CFD-IC: Mentors, guides, and catalysts for effective instruction

FORT BELVOIR — Service members across different military occupational specialties are feeling the pressure. Gathered together in a classroom is an engineer, a combat medic, a legal administrator, and a hodgepodge of other MOSs—spanning active, Reserve and National Guard components. The Common Faculty Development-Instructor Course at the D.C. National Guard’s 260th Regiment Regional Training Institute (RTI) gives both officers and noncommissioned officers like U.S. Army Staff Sgt. Erica Williams the tools to build lesson plans and effectively reach their intended audience.

“I’m currently working on better ways to inform members and their families about their TRICARE benefits,” said U.S. Army Staff Sgt. Erica Williams, District of Columbia National Guard. “I speak to members across all 50 states and territories very often. My goal with this course is to communicate and engage with members preparing for deployment, so they can quickly remediate their own issues more effectively.”

The 10-day/80-hour course is specifically designed for new instructors, trainers, and facilitators.
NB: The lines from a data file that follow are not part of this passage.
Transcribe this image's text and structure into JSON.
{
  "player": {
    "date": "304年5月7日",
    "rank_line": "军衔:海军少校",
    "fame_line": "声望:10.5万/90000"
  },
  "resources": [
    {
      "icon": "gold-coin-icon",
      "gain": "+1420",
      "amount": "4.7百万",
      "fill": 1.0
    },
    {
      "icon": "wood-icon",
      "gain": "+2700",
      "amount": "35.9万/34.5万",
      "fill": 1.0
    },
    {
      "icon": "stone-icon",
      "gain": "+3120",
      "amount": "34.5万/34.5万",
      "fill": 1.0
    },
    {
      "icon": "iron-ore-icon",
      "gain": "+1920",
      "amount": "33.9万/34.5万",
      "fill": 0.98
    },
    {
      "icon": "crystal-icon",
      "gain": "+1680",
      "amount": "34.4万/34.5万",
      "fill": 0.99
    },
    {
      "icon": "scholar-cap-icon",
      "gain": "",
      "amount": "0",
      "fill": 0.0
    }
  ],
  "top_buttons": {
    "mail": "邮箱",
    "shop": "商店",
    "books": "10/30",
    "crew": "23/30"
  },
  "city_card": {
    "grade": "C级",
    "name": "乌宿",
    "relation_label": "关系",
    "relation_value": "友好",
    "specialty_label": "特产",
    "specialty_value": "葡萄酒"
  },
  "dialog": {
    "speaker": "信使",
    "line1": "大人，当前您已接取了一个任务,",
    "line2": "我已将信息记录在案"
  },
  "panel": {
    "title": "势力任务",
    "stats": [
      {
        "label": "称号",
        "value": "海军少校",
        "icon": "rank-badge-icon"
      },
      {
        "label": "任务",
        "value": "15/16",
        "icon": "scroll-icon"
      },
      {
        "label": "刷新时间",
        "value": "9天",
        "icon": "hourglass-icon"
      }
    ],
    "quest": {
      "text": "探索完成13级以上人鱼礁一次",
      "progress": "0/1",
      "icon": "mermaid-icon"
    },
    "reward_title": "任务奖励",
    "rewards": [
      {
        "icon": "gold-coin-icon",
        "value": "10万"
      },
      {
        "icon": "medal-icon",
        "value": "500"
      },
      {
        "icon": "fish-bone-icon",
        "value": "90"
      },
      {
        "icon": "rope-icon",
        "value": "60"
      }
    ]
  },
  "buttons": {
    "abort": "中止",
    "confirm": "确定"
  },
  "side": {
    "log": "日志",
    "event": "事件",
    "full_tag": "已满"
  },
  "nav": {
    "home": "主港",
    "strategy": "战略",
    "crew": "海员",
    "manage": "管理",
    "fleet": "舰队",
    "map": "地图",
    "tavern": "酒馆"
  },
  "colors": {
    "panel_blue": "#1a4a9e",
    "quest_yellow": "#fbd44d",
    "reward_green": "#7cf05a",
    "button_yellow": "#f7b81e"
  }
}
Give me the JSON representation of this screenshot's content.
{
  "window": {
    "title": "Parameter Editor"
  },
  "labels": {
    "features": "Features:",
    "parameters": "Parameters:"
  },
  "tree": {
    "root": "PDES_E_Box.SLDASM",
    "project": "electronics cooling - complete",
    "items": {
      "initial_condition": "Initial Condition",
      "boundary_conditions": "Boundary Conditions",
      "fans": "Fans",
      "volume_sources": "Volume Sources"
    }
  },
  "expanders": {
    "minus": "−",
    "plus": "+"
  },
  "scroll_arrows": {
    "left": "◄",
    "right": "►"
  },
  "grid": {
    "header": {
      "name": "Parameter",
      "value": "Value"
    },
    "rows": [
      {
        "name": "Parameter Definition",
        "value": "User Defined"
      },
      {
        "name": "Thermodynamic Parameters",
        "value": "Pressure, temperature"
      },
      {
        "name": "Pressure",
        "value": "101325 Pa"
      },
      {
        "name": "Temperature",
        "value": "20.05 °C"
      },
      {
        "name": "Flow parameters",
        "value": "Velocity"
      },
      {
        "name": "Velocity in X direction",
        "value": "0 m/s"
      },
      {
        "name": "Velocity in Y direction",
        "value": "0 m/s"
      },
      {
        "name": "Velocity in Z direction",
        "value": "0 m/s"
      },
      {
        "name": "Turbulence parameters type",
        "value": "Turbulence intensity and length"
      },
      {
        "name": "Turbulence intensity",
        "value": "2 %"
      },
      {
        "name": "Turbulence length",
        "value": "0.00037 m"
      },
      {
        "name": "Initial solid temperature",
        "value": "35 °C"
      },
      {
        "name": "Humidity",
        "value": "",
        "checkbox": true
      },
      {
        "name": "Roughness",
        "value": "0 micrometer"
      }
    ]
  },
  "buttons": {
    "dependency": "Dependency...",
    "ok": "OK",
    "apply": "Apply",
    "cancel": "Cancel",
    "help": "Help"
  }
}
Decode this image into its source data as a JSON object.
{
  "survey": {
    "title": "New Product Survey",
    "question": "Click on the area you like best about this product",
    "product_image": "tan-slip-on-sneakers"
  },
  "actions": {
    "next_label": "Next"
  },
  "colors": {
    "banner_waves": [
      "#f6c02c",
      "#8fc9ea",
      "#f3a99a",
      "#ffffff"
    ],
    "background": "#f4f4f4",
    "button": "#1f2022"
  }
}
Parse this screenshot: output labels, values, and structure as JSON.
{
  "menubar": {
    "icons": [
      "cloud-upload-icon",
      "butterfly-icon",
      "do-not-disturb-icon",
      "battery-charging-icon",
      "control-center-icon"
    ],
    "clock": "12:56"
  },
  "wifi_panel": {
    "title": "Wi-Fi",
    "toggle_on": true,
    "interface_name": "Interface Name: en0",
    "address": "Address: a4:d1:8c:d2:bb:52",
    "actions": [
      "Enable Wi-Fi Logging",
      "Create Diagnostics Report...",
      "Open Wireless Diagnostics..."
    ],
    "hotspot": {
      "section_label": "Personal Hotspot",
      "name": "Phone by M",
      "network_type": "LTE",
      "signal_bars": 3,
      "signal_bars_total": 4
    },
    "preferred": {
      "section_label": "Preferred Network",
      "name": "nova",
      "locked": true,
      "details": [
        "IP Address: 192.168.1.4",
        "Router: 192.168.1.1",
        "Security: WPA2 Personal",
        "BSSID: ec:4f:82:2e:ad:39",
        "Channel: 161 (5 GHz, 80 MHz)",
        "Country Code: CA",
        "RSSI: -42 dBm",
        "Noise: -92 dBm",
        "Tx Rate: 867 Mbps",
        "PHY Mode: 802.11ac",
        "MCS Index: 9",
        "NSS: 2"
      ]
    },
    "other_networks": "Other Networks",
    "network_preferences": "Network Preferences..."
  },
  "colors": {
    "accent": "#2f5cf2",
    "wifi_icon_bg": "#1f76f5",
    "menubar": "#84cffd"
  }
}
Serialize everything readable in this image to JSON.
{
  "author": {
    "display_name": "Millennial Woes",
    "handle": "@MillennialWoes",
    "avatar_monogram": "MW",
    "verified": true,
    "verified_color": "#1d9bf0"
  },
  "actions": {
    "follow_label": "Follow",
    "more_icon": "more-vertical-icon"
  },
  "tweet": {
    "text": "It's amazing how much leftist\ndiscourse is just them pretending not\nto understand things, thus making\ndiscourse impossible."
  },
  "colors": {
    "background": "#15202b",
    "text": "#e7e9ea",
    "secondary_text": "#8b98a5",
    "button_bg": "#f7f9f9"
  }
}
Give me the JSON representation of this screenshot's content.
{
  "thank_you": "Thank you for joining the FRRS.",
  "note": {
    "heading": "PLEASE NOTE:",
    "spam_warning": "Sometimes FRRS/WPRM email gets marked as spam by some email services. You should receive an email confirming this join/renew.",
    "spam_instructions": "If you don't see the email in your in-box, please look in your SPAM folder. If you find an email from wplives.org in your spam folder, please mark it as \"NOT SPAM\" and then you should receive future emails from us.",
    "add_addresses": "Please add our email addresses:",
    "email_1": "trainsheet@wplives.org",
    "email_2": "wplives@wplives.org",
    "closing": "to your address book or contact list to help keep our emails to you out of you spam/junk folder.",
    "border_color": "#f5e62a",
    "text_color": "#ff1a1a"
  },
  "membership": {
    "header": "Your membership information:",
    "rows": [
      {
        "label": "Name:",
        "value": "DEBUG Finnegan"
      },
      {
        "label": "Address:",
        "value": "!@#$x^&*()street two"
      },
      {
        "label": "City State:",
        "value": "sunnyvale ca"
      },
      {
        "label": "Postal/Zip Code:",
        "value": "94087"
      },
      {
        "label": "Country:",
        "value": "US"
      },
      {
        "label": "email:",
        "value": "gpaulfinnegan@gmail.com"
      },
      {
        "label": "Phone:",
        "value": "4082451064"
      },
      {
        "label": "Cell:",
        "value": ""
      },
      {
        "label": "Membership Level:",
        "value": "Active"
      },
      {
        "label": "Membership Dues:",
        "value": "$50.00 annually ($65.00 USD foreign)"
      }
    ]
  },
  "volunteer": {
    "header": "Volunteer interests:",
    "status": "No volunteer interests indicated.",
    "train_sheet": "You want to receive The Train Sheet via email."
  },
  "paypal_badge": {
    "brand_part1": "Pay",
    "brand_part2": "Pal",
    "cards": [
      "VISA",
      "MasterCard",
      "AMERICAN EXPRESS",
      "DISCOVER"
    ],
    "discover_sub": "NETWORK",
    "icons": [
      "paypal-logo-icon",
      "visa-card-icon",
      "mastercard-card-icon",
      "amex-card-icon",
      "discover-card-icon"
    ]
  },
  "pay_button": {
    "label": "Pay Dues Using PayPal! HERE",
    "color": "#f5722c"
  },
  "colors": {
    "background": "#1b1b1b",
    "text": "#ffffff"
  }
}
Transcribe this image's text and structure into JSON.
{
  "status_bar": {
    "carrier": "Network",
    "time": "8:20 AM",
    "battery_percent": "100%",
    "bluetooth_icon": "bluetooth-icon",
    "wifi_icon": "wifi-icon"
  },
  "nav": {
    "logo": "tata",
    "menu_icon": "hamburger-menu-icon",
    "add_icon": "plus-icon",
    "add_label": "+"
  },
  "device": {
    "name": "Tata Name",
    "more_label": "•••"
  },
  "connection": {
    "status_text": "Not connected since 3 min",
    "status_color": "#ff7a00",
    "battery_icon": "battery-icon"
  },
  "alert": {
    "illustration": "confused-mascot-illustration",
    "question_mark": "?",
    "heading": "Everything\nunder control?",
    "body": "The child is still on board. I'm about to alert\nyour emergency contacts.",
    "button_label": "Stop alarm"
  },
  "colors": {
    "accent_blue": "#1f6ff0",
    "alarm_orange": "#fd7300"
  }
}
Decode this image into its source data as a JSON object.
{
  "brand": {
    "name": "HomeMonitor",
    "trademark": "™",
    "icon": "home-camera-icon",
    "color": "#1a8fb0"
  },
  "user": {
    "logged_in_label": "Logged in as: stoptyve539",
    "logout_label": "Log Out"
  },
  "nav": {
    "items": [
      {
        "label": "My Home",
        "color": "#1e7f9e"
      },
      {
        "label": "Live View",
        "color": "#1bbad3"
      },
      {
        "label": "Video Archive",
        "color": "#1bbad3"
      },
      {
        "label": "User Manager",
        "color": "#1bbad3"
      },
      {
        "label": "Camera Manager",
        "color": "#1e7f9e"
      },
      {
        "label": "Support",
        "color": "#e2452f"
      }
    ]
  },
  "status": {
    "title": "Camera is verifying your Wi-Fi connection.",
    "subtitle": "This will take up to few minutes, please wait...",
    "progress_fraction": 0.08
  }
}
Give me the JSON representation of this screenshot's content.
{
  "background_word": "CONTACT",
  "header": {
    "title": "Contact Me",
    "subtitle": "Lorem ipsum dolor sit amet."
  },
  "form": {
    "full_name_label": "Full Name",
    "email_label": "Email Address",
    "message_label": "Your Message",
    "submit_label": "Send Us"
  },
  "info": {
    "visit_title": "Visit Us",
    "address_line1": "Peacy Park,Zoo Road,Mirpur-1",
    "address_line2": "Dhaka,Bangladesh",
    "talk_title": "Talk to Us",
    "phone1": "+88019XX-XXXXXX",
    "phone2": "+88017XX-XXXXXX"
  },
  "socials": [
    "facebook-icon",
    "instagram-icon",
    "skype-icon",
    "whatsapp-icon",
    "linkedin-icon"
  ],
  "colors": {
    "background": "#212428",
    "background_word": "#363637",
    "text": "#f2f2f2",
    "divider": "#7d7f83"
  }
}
To meet the qualification standard, prospective faculty members must successfully complete the CFDP foundation course. Phase I addresses adult learning principles articulated in the Army Learning Model and incorporates nationally and internationally recognized faculty competencies.

“The people who come through this course will be able to teach across different platforms anywhere service members are stationed. This is the first step,” said U.S. Army Master Sgt. Raven Carr, chief instructor, CFD-IC. “This course teaches how to facilitate education in a military atmosphere so they can leave here and be more effective communicators anywhere in world.”

The course is designed to hone the skills of instructors navigating the adult learner environment from effectiveness as communicators to classroom management. Additionally, the curriculum during CFD-IC reinforces the U.S. Army Training and Doctrine Command (TRADOC) regulation 600-21, TRADOC 350-70, and Army Regulation (AR) 350-1.

“Upon completion of the CFD-IC program, they possess the ability to capture audiences, foster engagement, and inspire learners to reach new heights of understanding,” said U.S. Army Col. Brian Borakove, G-3/5/7, District of Columbia National Guard, who served as a guest speaker for CFD-IC Class 24-002. “Their completion of this course not only validates their hard work, but also serves as a testament to their readiness to embark on a professional journey as educators. They’re not merely instructors, they’re mentors, guides, and catalysts for positive change.”

The course is open to E-6 and above from all military branches and components. The next course is scheduled for Aug. 4-16. To learn more email U.S. Army Master Sgt. Raven Carr, chief instructor, CFD-IC, at or U.S. Army Staff Sgt. Kenneth Larigey, instructor, CFD-IC, at

Master Sgt. Arthur Wright 

DC National Guard